Data provided below:
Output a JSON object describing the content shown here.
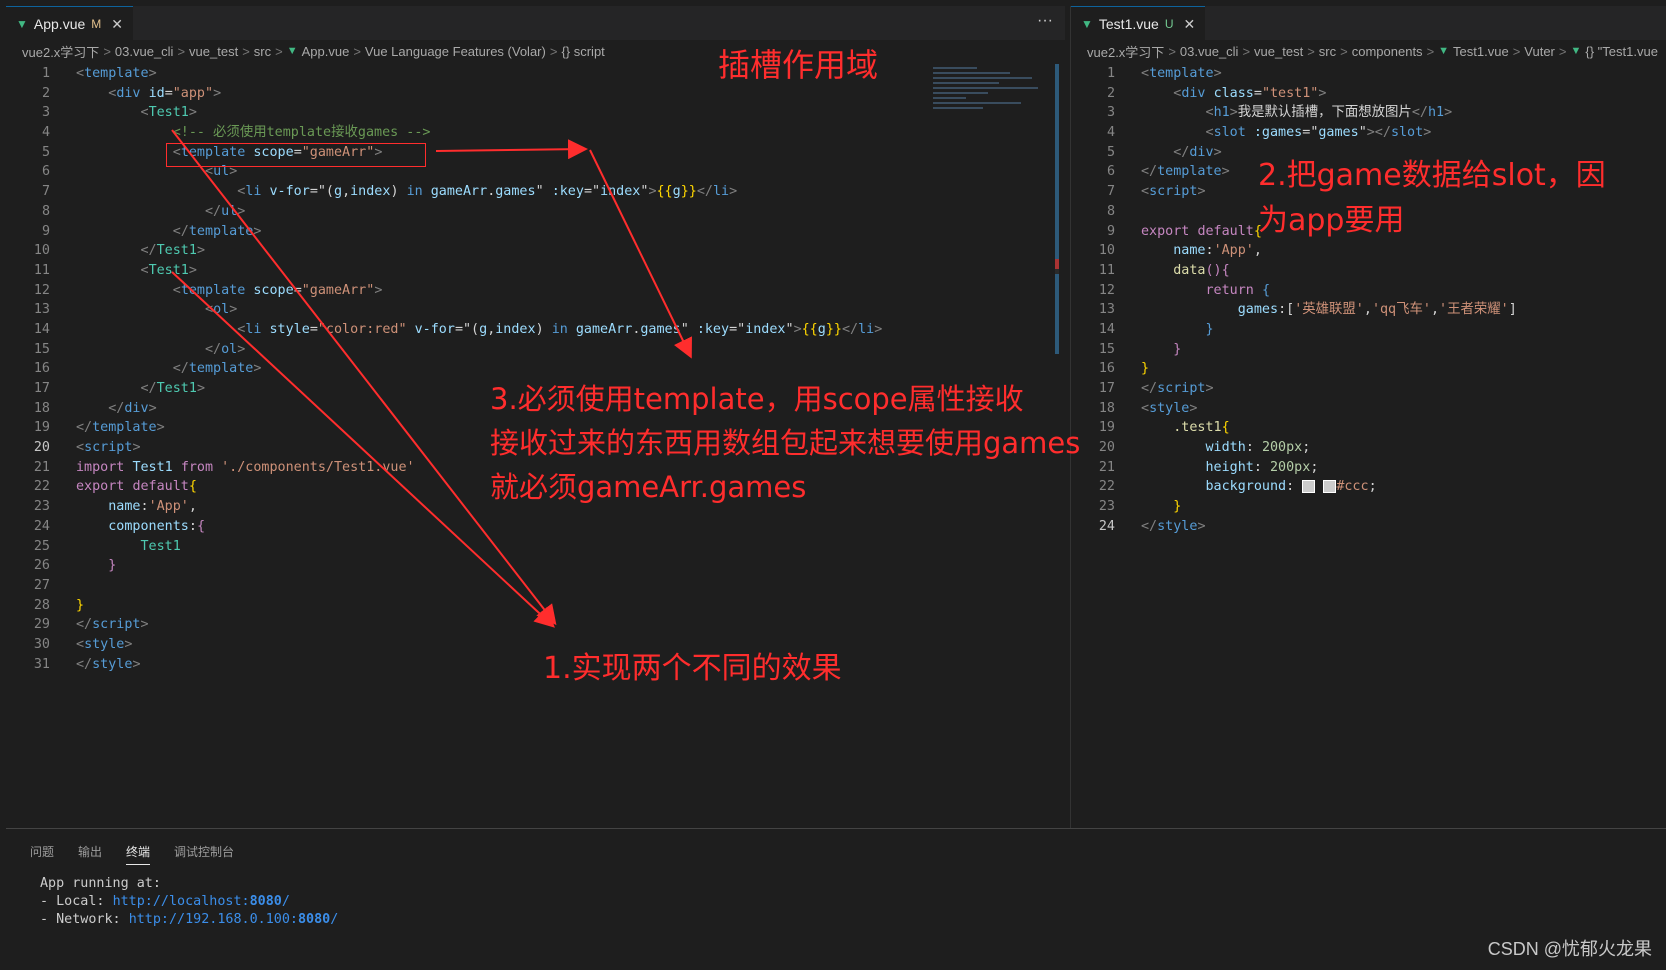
{
  "left": {
    "tab": {
      "label": "App.vue",
      "badge": "M"
    },
    "breadcrumb": [
      "vue2.x学习下",
      "03.vue_cli",
      "vue_test",
      "src",
      "App.vue",
      "Vue Language Features (Volar)",
      "{} script"
    ],
    "lines": [
      {
        "n": "1",
        "h": "<span class='t-tag'>&lt;</span><span class='t-name'>template</span><span class='t-tag'>&gt;</span>"
      },
      {
        "n": "2",
        "h": "    <span class='t-tag'>&lt;</span><span class='t-name'>div</span> <span class='t-attr'>id</span><span class='t-white'>=</span><span class='t-str'>\"app\"</span><span class='t-tag'>&gt;</span>"
      },
      {
        "n": "3",
        "h": "        <span class='t-tag'>&lt;</span><span class='t-comp'>Test1</span><span class='t-tag'>&gt;</span>"
      },
      {
        "n": "4",
        "h": "            <span class='t-com'>&lt;!-- 必须使用template接收games --&gt;</span>"
      },
      {
        "n": "5",
        "h": "            <span class='t-tag'>&lt;</span><span class='t-name'>template</span> <span class='t-attr'>scope</span><span class='t-white'>=</span><span class='t-str'>\"gameArr\"</span><span class='t-tag'>&gt;</span>"
      },
      {
        "n": "6",
        "h": "                <span class='t-tag'>&lt;</span><span class='t-name'>ul</span><span class='t-tag'>&gt;</span>"
      },
      {
        "n": "7",
        "h": "                    <span class='t-tag'>&lt;</span><span class='t-name'>li</span> <span class='t-attr'>v-for</span><span class='t-white'>=</span><span class='t-white'>\"(</span><span class='t-id'>g</span><span class='t-white'>,</span><span class='t-id'>index</span><span class='t-white'>) </span><span class='t-name'>in</span> <span class='t-id'>gameArr</span><span class='t-white'>.</span><span class='t-id'>games</span><span class='t-white'>\"</span> <span class='t-attr'>:key</span><span class='t-white'>=</span><span class='t-white'>\"</span><span class='t-id'>index</span><span class='t-white'>\"</span><span class='t-tag'>&gt;</span><span class='t-punc'>{{</span><span class='t-id'>g</span><span class='t-punc'>}}</span><span class='t-tag'>&lt;/</span><span class='t-name'>li</span><span class='t-tag'>&gt;</span>"
      },
      {
        "n": "8",
        "h": "                <span class='t-tag'>&lt;/</span><span class='t-name'>ul</span><span class='t-tag'>&gt;</span>"
      },
      {
        "n": "9",
        "h": "            <span class='t-tag'>&lt;/</span><span class='t-name'>template</span><span class='t-tag'>&gt;</span>"
      },
      {
        "n": "10",
        "h": "        <span class='t-tag'>&lt;/</span><span class='t-comp'>Test1</span><span class='t-tag'>&gt;</span>"
      },
      {
        "n": "11",
        "h": "        <span class='t-tag'>&lt;</span><span class='t-comp'>Test1</span><span class='t-tag'>&gt;</span>"
      },
      {
        "n": "12",
        "h": "            <span class='t-tag'>&lt;</span><span class='t-name'>template</span> <span class='t-attr'>scope</span><span class='t-white'>=</span><span class='t-str'>\"gameArr\"</span><span class='t-tag'>&gt;</span>"
      },
      {
        "n": "13",
        "h": "                <span class='t-tag'>&lt;</span><span class='t-name'>ol</span><span class='t-tag'>&gt;</span>"
      },
      {
        "n": "14",
        "h": "                    <span class='t-tag'>&lt;</span><span class='t-name'>li</span> <span class='t-attr'>style</span><span class='t-white'>=</span><span class='t-str'>\"color:red\"</span> <span class='t-attr'>v-for</span><span class='t-white'>=</span><span class='t-white'>\"(</span><span class='t-id'>g</span><span class='t-white'>,</span><span class='t-id'>index</span><span class='t-white'>) </span><span class='t-name'>in</span> <span class='t-id'>gameArr</span><span class='t-white'>.</span><span class='t-id'>games</span><span class='t-white'>\"</span> <span class='t-attr'>:key</span><span class='t-white'>=</span><span class='t-white'>\"</span><span class='t-id'>index</span><span class='t-white'>\"</span><span class='t-tag'>&gt;</span><span class='t-punc'>{{</span><span class='t-id'>g</span><span class='t-punc'>}}</span><span class='t-tag'>&lt;/</span><span class='t-name'>li</span><span class='t-tag'>&gt;</span>"
      },
      {
        "n": "15",
        "h": "                <span class='t-tag'>&lt;/</span><span class='t-name'>ol</span><span class='t-tag'>&gt;</span>"
      },
      {
        "n": "16",
        "h": "            <span class='t-tag'>&lt;/</span><span class='t-name'>template</span><span class='t-tag'>&gt;</span>"
      },
      {
        "n": "17",
        "h": "        <span class='t-tag'>&lt;/</span><span class='t-comp'>Test1</span><span class='t-tag'>&gt;</span>"
      },
      {
        "n": "18",
        "h": "    <span class='t-tag'>&lt;/</span><span class='t-name'>div</span><span class='t-tag'>&gt;</span>"
      },
      {
        "n": "19",
        "h": "<span class='t-tag'>&lt;/</span><span class='t-name'>template</span><span class='t-tag'>&gt;</span>"
      },
      {
        "n": "20",
        "h": "<span class='t-tag'>&lt;</span><span class='t-name'>script</span><span class='t-tag'>&gt;</span>"
      },
      {
        "n": "21",
        "h": "<span class='t-kw'>import</span> <span class='t-id'>Test1</span> <span class='t-kw'>from</span> <span class='t-str'>'./components/Test1.vue'</span>"
      },
      {
        "n": "22",
        "h": "<span class='t-kw'>export</span> <span class='t-kw'>default</span><span class='t-punc'>{</span>"
      },
      {
        "n": "23",
        "h": "    <span class='t-id'>name</span><span class='t-white'>:</span><span class='t-str'>'App'</span><span class='t-white'>,</span>"
      },
      {
        "n": "24",
        "h": "    <span class='t-id'>components</span><span class='t-white'>:</span><span class='t-kw'>{</span>"
      },
      {
        "n": "25",
        "h": "        <span class='t-comp'>Test1</span>"
      },
      {
        "n": "26",
        "h": "    <span class='t-kw'>}</span>"
      },
      {
        "n": "27",
        "h": ""
      },
      {
        "n": "28",
        "h": "<span class='t-punc'>}</span>"
      },
      {
        "n": "29",
        "h": "<span class='t-tag'>&lt;/</span><span class='t-name'>script</span><span class='t-tag'>&gt;</span>"
      },
      {
        "n": "30",
        "h": "<span class='t-tag'>&lt;</span><span class='t-name'>style</span><span class='t-tag'>&gt;</span>"
      },
      {
        "n": "31",
        "h": "<span class='t-tag'>&lt;/</span><span class='t-name'>style</span><span class='t-tag'>&gt;</span>"
      }
    ],
    "active_line": "20"
  },
  "right": {
    "tab": {
      "label": "Test1.vue",
      "badge": "U"
    },
    "breadcrumb": [
      "vue2.x学习下",
      "03.vue_cli",
      "vue_test",
      "src",
      "components",
      "Test1.vue",
      "Vuter",
      "{} \"Test1.vue"
    ],
    "lines": [
      {
        "n": "1",
        "h": "<span class='t-tag'>&lt;</span><span class='t-name'>template</span><span class='t-tag'>&gt;</span>"
      },
      {
        "n": "2",
        "h": "    <span class='t-tag'>&lt;</span><span class='t-name'>div</span> <span class='t-attr'>class</span><span class='t-white'>=</span><span class='t-str'>\"test1\"</span><span class='t-tag'>&gt;</span>"
      },
      {
        "n": "3",
        "h": "        <span class='t-tag'>&lt;</span><span class='t-name'>h1</span><span class='t-tag'>&gt;</span><span class='t-white'>我是默认插槽，下面想放图片</span><span class='t-tag'>&lt;/</span><span class='t-name'>h1</span><span class='t-tag'>&gt;</span>"
      },
      {
        "n": "4",
        "h": "        <span class='t-tag'>&lt;</span><span class='t-name'>slot</span> <span class='t-attr'>:games</span><span class='t-white'>=</span><span class='t-white'>\"</span><span class='t-id'>games</span><span class='t-white'>\"</span><span class='t-tag'>&gt;&lt;/</span><span class='t-name'>slot</span><span class='t-tag'>&gt;</span>"
      },
      {
        "n": "5",
        "h": "    <span class='t-tag'>&lt;/</span><span class='t-name'>div</span><span class='t-tag'>&gt;</span>"
      },
      {
        "n": "6",
        "h": "<span class='t-tag'>&lt;/</span><span class='t-name'>template</span><span class='t-tag'>&gt;</span>"
      },
      {
        "n": "7",
        "h": "<span class='t-tag'>&lt;</span><span class='t-name'>script</span><span class='t-tag'>&gt;</span>"
      },
      {
        "n": "8",
        "h": ""
      },
      {
        "n": "9",
        "h": "<span class='t-kw'>export</span> <span class='t-kw'>default</span><span class='t-punc'>{</span>"
      },
      {
        "n": "10",
        "h": "    <span class='t-id'>name</span><span class='t-white'>:</span><span class='t-str'>'App'</span><span class='t-white'>,</span>"
      },
      {
        "n": "11",
        "h": "    <span class='t-fn'>data</span><span class='t-kw'>(){</span>"
      },
      {
        "n": "12",
        "h": "        <span class='t-kw'>return</span> <span class='t-name'>{</span>"
      },
      {
        "n": "13",
        "h": "            <span class='t-id'>games</span><span class='t-white'>:[</span><span class='t-str'>'英雄联盟'</span><span class='t-white'>,</span><span class='t-str'>'qq飞车'</span><span class='t-white'>,</span><span class='t-str'>'王者荣耀'</span><span class='t-white'>]</span>"
      },
      {
        "n": "14",
        "h": "        <span class='t-name'>}</span>"
      },
      {
        "n": "15",
        "h": "    <span class='t-kw'>}</span>"
      },
      {
        "n": "16",
        "h": "<span class='t-punc'>}</span>"
      },
      {
        "n": "17",
        "h": "<span class='t-tag'>&lt;/</span><span class='t-name'>script</span><span class='t-tag'>&gt;</span>"
      },
      {
        "n": "18",
        "h": "<span class='t-tag'>&lt;</span><span class='t-name'>style</span><span class='t-tag'>&gt;</span>"
      },
      {
        "n": "19",
        "h": "    <span class='t-fn'>.test1</span><span class='t-punc'>{</span>"
      },
      {
        "n": "20",
        "h": "        <span class='t-attr'>width</span><span class='t-white'>: </span><span class='t-num'>200px</span><span class='t-white'>;</span>"
      },
      {
        "n": "21",
        "h": "        <span class='t-attr'>height</span><span class='t-white'>: </span><span class='t-num'>200px</span><span class='t-white'>;</span>"
      },
      {
        "n": "22",
        "h": "        <span class='t-attr'>background</span><span class='t-white'>: </span><span style='display:inline-block;width:11px;height:11px;background:#ccc;border:1px solid #fff;vertical-align:middle'></span> <span style='display:inline-block;width:11px;height:11px;background:#ccc;border:1px solid #fff;vertical-align:middle'></span><span class='t-str'>#ccc</span><span class='t-white'>;</span>"
      },
      {
        "n": "23",
        "h": "    <span class='t-punc'>}</span>"
      },
      {
        "n": "24",
        "h": "<span class='t-tag'>&lt;/</span><span class='t-name'>style</span><span class='t-tag'>&gt;</span>"
      }
    ],
    "active_line": "24"
  },
  "panel": {
    "tabs": [
      "问题",
      "输出",
      "终端",
      "调试控制台"
    ],
    "active_tab": "终端",
    "terminal": {
      "line1": "App running at:",
      "local_label": "- Local:   ",
      "local_url": "http://localhost:",
      "local_port": "8080",
      "local_slash": "/",
      "net_label": "- Network: ",
      "net_url": "http://192.168.0.100:",
      "net_port": "8080",
      "net_slash": "/"
    }
  },
  "annotations": {
    "title": "插槽作用域",
    "note2_line1": "2.把game数据给slot，因",
    "note2_line2": "为app要用",
    "note3_line1": "3.必须使用template，用scope属性接收",
    "note3_line2": "接收过来的东西用数组包起来想要使用games",
    "note3_line3": "就必须gameArr.games",
    "note1": "1.实现两个不同的效果"
  },
  "watermark": "CSDN @忧郁火龙果",
  "colors": {
    "annotation": "#ff2d2d",
    "editor_bg": "#1e1e1e",
    "vue_icon": "#41b883"
  }
}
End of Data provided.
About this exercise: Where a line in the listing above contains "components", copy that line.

Completed exercise:
        "h": "<span class='t-kw'>import</span> <span class='t-id'>Test1</span> <span class='t-kw'>from</span> <span class='t-str'>'./components/Test1.vue'</span>"
        "h": "    <span class='t-id'>components</span><span class='t-white'>:</span><span class='t-kw'>{</span>"
      "components",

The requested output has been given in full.